There is something to the argument that bibles are static, and textbooks are fluid and so must be updated much more often. But bibles are also updated fairly often – as is evidenced by all the different bible translations that I own. Still, I’ll easily admit that bibles are not nearly as fluid as textbooks.
But in today’s mass-produced market, I still don’t understand why a publisher can’t make textbooks lightweight and inexpensive. I’ve heard an argument that a publisher wants to make durable textbooks – but that argument fails as soon as you consider that a textbook is only as ‘durable’ as its next edition.
Are publishers worried that an onionskin textbook with color illustrations won’t stand up to a student’s abuse? Bible publishers are clearly not worried. An abused bible is soon replaced. Street preachers are proud of their ‘abused’ bibles – worn, highlighted, with notes in the margins. They consider such abuse to be honorable ‘battle’ scars. College students will often protect their textbooks carefully in order to earn as much as possible when selling them back to the bookstore.

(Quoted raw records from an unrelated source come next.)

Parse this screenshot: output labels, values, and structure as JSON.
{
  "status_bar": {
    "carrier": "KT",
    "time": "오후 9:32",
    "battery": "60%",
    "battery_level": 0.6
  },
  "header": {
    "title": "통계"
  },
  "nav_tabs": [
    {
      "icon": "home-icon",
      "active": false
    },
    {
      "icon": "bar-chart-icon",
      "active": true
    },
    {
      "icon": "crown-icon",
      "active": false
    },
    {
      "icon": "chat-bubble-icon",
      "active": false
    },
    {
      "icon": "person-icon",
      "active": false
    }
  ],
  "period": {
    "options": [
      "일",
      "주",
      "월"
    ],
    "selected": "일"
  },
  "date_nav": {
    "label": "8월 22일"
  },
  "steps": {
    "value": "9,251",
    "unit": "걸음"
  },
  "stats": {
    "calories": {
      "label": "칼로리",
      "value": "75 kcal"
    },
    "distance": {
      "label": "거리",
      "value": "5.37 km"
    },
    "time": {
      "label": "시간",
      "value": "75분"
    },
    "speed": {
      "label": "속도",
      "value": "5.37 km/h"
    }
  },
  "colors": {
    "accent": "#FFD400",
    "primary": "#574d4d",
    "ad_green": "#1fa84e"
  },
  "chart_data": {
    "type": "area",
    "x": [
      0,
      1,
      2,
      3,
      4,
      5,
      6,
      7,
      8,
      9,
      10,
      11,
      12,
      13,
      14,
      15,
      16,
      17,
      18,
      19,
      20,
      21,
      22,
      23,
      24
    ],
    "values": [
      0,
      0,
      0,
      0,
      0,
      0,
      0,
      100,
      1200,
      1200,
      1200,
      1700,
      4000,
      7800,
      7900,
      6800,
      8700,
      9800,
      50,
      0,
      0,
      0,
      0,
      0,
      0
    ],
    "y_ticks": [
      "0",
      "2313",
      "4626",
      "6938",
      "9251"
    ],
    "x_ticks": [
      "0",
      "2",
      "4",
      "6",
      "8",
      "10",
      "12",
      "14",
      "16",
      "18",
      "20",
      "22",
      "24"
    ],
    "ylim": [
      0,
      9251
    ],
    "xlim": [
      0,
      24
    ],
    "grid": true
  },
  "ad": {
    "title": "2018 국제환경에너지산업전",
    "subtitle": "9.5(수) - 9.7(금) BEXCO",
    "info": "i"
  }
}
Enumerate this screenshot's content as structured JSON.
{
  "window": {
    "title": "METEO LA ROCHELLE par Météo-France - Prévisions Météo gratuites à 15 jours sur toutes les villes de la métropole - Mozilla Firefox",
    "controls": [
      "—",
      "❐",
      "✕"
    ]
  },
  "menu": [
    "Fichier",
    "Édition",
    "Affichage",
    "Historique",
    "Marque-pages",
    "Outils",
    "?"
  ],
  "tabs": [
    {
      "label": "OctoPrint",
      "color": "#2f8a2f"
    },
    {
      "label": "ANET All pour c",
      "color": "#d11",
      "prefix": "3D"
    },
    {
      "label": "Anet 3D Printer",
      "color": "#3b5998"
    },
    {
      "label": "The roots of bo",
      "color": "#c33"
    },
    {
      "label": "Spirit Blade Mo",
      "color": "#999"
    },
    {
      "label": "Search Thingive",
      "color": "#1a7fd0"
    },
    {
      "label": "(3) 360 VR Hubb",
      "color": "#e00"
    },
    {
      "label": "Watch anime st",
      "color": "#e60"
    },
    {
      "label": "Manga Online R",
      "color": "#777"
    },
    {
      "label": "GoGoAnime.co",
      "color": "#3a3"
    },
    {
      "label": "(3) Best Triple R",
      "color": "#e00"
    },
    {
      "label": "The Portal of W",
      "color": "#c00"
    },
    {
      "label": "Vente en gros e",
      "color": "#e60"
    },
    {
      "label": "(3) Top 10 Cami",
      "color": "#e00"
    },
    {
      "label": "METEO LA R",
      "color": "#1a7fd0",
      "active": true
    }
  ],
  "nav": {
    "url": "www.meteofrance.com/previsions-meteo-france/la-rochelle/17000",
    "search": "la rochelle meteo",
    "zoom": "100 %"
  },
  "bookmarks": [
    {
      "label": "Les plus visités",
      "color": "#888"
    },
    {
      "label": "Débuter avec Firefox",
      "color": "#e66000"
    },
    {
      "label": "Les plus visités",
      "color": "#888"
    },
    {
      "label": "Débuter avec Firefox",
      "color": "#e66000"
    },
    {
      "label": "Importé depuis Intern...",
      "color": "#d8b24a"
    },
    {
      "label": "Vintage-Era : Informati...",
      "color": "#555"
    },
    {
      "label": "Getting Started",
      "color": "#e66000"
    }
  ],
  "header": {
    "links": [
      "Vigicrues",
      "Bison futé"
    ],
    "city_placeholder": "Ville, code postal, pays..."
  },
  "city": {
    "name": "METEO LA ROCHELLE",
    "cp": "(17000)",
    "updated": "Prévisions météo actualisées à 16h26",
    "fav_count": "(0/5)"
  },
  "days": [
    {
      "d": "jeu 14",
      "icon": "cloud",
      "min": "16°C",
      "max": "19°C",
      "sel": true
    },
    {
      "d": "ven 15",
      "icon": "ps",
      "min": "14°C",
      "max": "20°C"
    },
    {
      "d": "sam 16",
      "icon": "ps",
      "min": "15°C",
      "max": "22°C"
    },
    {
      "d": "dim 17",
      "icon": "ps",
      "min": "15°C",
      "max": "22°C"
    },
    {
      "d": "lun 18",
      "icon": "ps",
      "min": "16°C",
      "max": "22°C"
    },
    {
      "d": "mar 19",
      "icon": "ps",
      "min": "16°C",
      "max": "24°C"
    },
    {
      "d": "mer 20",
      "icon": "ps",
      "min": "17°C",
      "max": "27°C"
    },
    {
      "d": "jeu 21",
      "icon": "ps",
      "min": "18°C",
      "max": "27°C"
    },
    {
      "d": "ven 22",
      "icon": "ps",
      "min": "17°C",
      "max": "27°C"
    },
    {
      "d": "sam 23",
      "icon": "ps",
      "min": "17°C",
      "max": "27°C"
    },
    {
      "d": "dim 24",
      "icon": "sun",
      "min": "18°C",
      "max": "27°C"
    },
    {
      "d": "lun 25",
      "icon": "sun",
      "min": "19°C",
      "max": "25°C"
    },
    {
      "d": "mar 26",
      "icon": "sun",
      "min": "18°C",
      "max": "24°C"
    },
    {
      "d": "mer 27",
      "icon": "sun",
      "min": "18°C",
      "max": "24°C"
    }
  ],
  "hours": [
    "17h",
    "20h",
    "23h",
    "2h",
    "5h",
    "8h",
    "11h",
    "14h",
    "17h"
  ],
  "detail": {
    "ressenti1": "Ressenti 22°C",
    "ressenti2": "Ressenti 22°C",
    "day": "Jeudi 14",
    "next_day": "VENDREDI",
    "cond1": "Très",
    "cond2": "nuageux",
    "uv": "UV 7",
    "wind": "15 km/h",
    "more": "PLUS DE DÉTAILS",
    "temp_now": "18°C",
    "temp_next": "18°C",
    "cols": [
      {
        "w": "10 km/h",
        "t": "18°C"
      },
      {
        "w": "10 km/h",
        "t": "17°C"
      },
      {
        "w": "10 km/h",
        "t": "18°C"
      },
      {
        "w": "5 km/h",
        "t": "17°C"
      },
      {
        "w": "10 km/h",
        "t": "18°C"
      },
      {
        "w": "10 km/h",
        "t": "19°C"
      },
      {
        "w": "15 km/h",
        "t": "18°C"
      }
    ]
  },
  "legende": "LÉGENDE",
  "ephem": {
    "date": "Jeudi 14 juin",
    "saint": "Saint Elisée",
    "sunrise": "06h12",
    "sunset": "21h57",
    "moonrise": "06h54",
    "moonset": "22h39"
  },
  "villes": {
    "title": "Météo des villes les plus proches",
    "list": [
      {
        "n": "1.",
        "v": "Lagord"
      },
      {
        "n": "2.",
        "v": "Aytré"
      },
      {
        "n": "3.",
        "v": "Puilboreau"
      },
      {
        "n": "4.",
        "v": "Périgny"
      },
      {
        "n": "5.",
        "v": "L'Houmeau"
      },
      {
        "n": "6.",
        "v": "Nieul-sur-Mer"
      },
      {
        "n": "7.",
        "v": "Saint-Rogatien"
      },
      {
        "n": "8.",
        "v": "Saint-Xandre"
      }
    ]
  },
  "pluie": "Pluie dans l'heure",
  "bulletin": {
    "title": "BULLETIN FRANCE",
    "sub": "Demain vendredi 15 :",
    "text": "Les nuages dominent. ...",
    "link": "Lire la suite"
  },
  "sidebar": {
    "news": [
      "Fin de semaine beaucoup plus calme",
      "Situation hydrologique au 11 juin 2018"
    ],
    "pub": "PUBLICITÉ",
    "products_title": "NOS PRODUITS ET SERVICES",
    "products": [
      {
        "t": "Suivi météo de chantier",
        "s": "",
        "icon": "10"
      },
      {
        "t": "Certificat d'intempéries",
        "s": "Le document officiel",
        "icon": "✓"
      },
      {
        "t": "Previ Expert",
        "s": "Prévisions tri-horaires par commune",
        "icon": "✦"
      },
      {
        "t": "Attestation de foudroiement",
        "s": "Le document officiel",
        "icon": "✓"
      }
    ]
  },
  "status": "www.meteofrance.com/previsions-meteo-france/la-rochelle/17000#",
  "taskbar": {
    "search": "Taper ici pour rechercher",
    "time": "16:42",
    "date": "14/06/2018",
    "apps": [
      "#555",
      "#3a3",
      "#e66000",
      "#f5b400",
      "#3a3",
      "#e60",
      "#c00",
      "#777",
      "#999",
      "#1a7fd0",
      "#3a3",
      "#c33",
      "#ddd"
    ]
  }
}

If the textbook were only twenty dollars, instead of a hundred twenty, would the student be more inclined to keep the textbook for further reference? Would the publisher be able to continue selling textbooks without worrying about competing with the used textbook market?
One of the reasons why conservatives point out the so-called ‘ivory tower’ of college education is because such education is inaccessible or difficult financially for a large population in America. Some of this stigma could be eased if textbook information was made easily accessible to those of lesser means.
I believe that America would benefit from well-made, twenty-dollar ‘Wal-Mart’ textbooks. I know the market isn’t as great as it is for bibles. I realize I’ll never see a good, dollar-fifty Algebra textbook. But fifty dollars is too much, and seventy or more is just ridiculous.
How can we encourage anyone to study science when it is not packaged as attractively or as inexpensively as Religion?